Because ours does.
István, a Király (István, the King) opened in 1983, and it has been staged and filmed in countless versions ever since (I kid you not, my high school even had a showcase of it starring our vice principal and our English teacher). It tells the story of our very first Christian king, István (Stephen) who founded the Hungarian Kingdom, and was crowned in 1000AD (to make it easy for students in the future).
The story, historically, actually starts with István's father, Chief Géza. While he had no intention converting to Catholicism, he recognized early that the Hungarians needed to become a Christian kingdom in order to survive in Europe. So he raised his son, Vajk, into the religion, and declared him his heir. This was, however, the way Christian European kings did things, and not the way pagan Hungarians did. Eastern nomadic people often inherit power according to a different system: The closest adult male relative, the strongest possible candidate, follows the chief in power, not the eldest son. This left the Hungarians in a weird situation after the death of Géza: Some of them sided with Vajk (baptized as István) and his Western Christian entourage (courtesy of his German wife), while some of them sided with Koppány, his oldest male relative, who was not only not Catholic, but also claimed the wife of Chief Géza, Sarolt, István's mother, as his wife, according to tradition.
And the rest is war. And a lot of singing.
Koppány (spoilers) lost in the end. His lands were given to the church, he himself was cut into four pieces and nailed to the gates of four prominent cities in the kingdom. Hungary became a Catholic kingdom, István became King István I, and then they sang some more.
Koppány in the rock opera is not a decidedly bad character, however. He is presented as decadent (three wives, huh), but a leader who wants his people to be free from the Church. Over and over again his main song (with the chorus "Fly, bird of freedom") has been used in political ways to promote Hungarian national sentiment. And rock and roll. Also, the guy playing Koppány used to look like Khal Drogo, back in the '80s... Observe:
Interestingly enough, the story addresses the fact that they have no real personal hatred for each other; they are just on opposite sides of politics. There is a really cool duet they do when István offers to give up the throne if Koppány agrees to become Roman Catholic (he is officially baptized as Orthodox). The song is aptly titled "It's too late for peace."
The rock opera ends with István's coronation, and a celebratory song.

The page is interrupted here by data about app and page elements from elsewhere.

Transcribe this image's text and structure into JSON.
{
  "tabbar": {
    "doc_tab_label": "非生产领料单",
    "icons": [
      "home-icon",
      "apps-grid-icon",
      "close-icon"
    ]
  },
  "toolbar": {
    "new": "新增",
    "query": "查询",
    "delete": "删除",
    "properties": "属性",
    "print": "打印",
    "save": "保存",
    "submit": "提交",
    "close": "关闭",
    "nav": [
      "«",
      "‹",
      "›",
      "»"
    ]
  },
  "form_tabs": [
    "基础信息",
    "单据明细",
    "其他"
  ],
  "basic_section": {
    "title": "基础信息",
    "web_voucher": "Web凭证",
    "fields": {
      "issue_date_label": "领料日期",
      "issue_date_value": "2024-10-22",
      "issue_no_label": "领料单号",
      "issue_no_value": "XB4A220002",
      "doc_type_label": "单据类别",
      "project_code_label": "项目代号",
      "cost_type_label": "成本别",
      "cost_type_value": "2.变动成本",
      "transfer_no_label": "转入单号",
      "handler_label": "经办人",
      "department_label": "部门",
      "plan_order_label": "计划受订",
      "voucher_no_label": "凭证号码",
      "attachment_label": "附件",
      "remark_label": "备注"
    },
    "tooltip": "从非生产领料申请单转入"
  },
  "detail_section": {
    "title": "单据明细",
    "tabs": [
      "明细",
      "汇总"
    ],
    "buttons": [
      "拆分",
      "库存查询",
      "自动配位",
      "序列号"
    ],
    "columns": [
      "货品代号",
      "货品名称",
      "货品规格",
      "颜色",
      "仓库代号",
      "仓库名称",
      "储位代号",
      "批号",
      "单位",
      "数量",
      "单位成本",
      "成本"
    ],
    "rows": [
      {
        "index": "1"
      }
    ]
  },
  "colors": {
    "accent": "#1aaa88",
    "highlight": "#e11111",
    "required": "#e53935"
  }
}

The latter two of the videos above come from the Csíksomlyó production of the rock opera. That is especially interesting because while Transylvania used to belong to Hungary, now it is part of Romania, so a huge part of the audience shown in the video is Hungarians who live in a foreign country as an ethnic minority. This gave a special meaning and atmosphere to the whole production. I don't think there is another rock opera or musical that has been applied to current political rhetorics as often as this one. But the music is still good.